Mark Patzer breaks down the Columbus Zoo's holiday lights tradition.
Mark Patzerbreaks down the Columbus Zoo's holiday lights tradition.
What are your responsibilities with Wildlights?I am a large part of the planning process: deciding the music that will be played, expanding the light show in new locations and different presentations, purchasing new lights. I also oversee the timing of the hanging of the lights as far as when we start hanging them, number of people involved, equipment rental needed tohang the lights.
How has Wildlights grown since you started?Now it's zoowide. Originally, it was probably mostly around the lake. And then we continued to just move into each region as the years progressed, and people wanted more and more.
What is the power situation?Since we changed from incandescent lamps to LED, it has been a big benefit to us. Finding power used to be a challenge. But we probably cut that down by two-thirds in going to LED. So that's a huge savings.
What major problems do you usually run into?Probably the major problem throughout the year is rain or wetness. When it rains, we get a lot of trips, and that's what causes most of our headaches-the lights will go out. So the weather is probably the worst offender.
Do the lights affect the animals?For the most part, no, because they're in their own buildings. That's basically what we work around, is the animals. They're the most important thing, as far as making sure they're safe and healthy.
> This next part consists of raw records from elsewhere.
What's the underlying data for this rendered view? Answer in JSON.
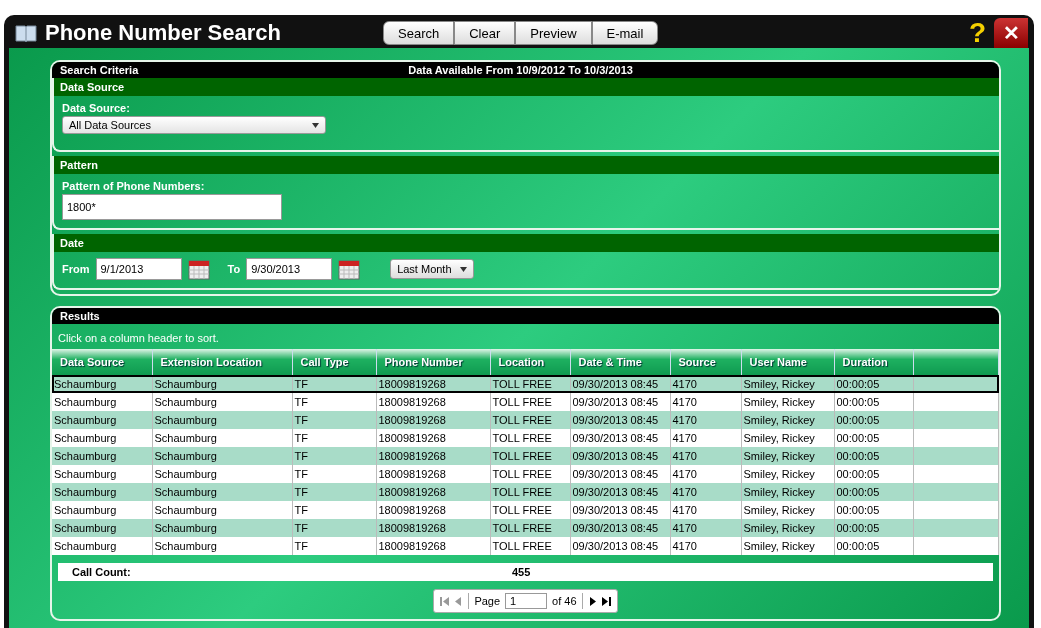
{
  "window": {
    "title": "Phone Number Search"
  },
  "toolbar": [
    "Search",
    "Clear",
    "Preview",
    "E-mail"
  ],
  "help": "?",
  "close": "✕",
  "criteria": {
    "title": "Search Criteria",
    "availability": "Data Available From 10/9/2012 To 10/3/2013",
    "data_source": {
      "header": "Data Source",
      "label": "Data Source:",
      "value": "All Data Sources"
    },
    "pattern": {
      "header": "Pattern",
      "label": "Pattern of Phone Numbers:",
      "value": "1800*"
    },
    "date": {
      "header": "Date",
      "from_label": "From",
      "from": "9/1/2013",
      "to_label": "To",
      "to": "9/30/2013",
      "range": "Last Month"
    }
  },
  "results": {
    "title": "Results",
    "hint": "Click on a column header to sort.",
    "columns": [
      "Data Source",
      "Extension Location",
      "Call Type",
      "Phone Number",
      "Location",
      "Date & Time",
      "Source",
      "User Name",
      "Duration"
    ],
    "rows": [
      {
        "selected": true,
        "cells": [
          "Schaumburg",
          "Schaumburg",
          "TF",
          "18009819268",
          "TOLL FREE",
          "09/30/2013 08:45",
          "4170",
          "Smiley, Rickey",
          "00:00:05"
        ]
      },
      {
        "selected": false,
        "cells": [
          "Schaumburg",
          "Schaumburg",
          "TF",
          "18009819268",
          "TOLL FREE",
          "09/30/2013 08:45",
          "4170",
          "Smiley, Rickey",
          "00:00:05"
        ]
      },
      {
        "selected": false,
        "cells": [
          "Schaumburg",
          "Schaumburg",
          "TF",
          "18009819268",
          "TOLL FREE",
          "09/30/2013 08:45",
          "4170",
          "Smiley, Rickey",
          "00:00:05"
        ]
      },
      {
        "selected": false,
        "cells": [
          "Schaumburg",
          "Schaumburg",
          "TF",
          "18009819268",
          "TOLL FREE",
          "09/30/2013 08:45",
          "4170",
          "Smiley, Rickey",
          "00:00:05"
        ]
      },
      {
        "selected": false,
        "cells": [
          "Schaumburg",
          "Schaumburg",
          "TF",
          "18009819268",
          "TOLL FREE",
          "09/30/2013 08:45",
          "4170",
          "Smiley, Rickey",
          "00:00:05"
        ]
      },
      {
        "selected": false,
        "cells": [
          "Schaumburg",
          "Schaumburg",
          "TF",
          "18009819268",
          "TOLL FREE",
          "09/30/2013 08:45",
          "4170",
          "Smiley, Rickey",
          "00:00:05"
        ]
      },
      {
        "selected": false,
        "cells": [
          "Schaumburg",
          "Schaumburg",
          "TF",
          "18009819268",
          "TOLL FREE",
          "09/30/2013 08:45",
          "4170",
          "Smiley, Rickey",
          "00:00:05"
        ]
      },
      {
        "selected": false,
        "cells": [
          "Schaumburg",
          "Schaumburg",
          "TF",
          "18009819268",
          "TOLL FREE",
          "09/30/2013 08:45",
          "4170",
          "Smiley, Rickey",
          "00:00:05"
        ]
      },
      {
        "selected": false,
        "cells": [
          "Schaumburg",
          "Schaumburg",
          "TF",
          "18009819268",
          "TOLL FREE",
          "09/30/2013 08:45",
          "4170",
          "Smiley, Rickey",
          "00:00:05"
        ]
      },
      {
        "selected": false,
        "cells": [
          "Schaumburg",
          "Schaumburg",
          "TF",
          "18009819268",
          "TOLL FREE",
          "09/30/2013 08:45",
          "4170",
          "Smiley, Rickey",
          "00:00:05"
        ]
      }
    ],
    "call_count_label": "Call Count:",
    "call_count": "455",
    "pager": {
      "page_label": "Page",
      "page": "1",
      "of": "of 46"
    }
  }
}
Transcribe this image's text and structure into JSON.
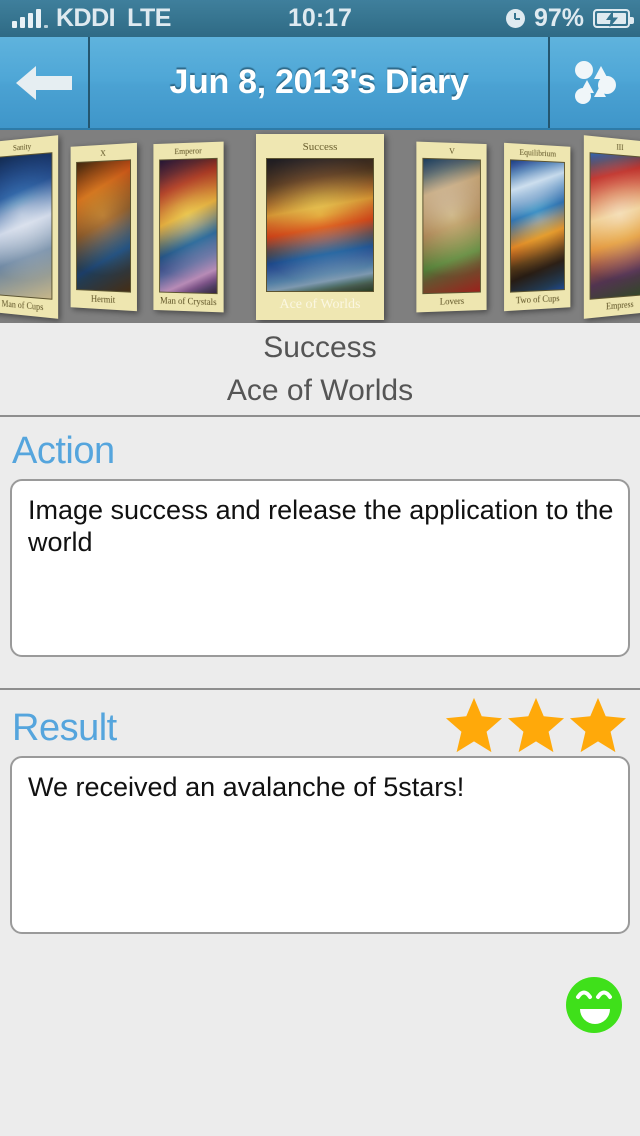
{
  "status_bar": {
    "carrier": "KDDI",
    "network": "LTE",
    "time": "10:17",
    "battery_percent": "97%",
    "signal_icon": "signal-bars-icon",
    "alarm_icon": "alarm-clock-icon",
    "battery_icon": "battery-charging-icon"
  },
  "nav_bar": {
    "title": "Jun 8, 2013's Diary",
    "back_icon": "back-arrow-icon",
    "menu_icon": "cards-cluster-icon"
  },
  "carousel": {
    "background_color": "#7f7f7f",
    "cards": [
      {
        "keyword": "Sanity",
        "name": "Man of Cups",
        "art": "a-cups",
        "selected": false
      },
      {
        "keyword": "X",
        "name": "Hermit",
        "art": "a-hermit",
        "selected": false
      },
      {
        "keyword": "Emperor",
        "name": "Man of Crystals",
        "art": "a-crystal",
        "selected": false
      },
      {
        "keyword": "Success",
        "name": "Ace of Worlds",
        "art": "a-worlds",
        "selected": true
      },
      {
        "keyword": "V",
        "name": "Lovers",
        "art": "a-lovers",
        "selected": false
      },
      {
        "keyword": "Equilibrium",
        "name": "Two of Cups",
        "art": "a-twocups",
        "selected": false
      },
      {
        "keyword": "III",
        "name": "Empress",
        "art": "a-empress",
        "selected": false
      }
    ]
  },
  "card_info": {
    "keyword": "Success",
    "name": "Ace of Worlds"
  },
  "action": {
    "title": "Action",
    "text": "Image success and release the application to the world",
    "placeholder": ""
  },
  "result": {
    "title": "Result",
    "text": "We received an avalanche of 5stars!",
    "placeholder": "",
    "stars_filled": 3,
    "star_color": "#FFA90A"
  },
  "mood": {
    "icon": "happy-face-icon",
    "color": "#3FE01A"
  },
  "colors": {
    "accent": "#55a5dd",
    "nav_bar": "#4ba2d3",
    "status_bar": "#36748f",
    "page_background": "#ececec"
  }
}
Any inside scoop about this year's displays?We're going to have a new display over in the Shores [& Aquarium] Park area that everybody is excited about. It's going to entail even more movement and some more music. I think it's going to be a big hit.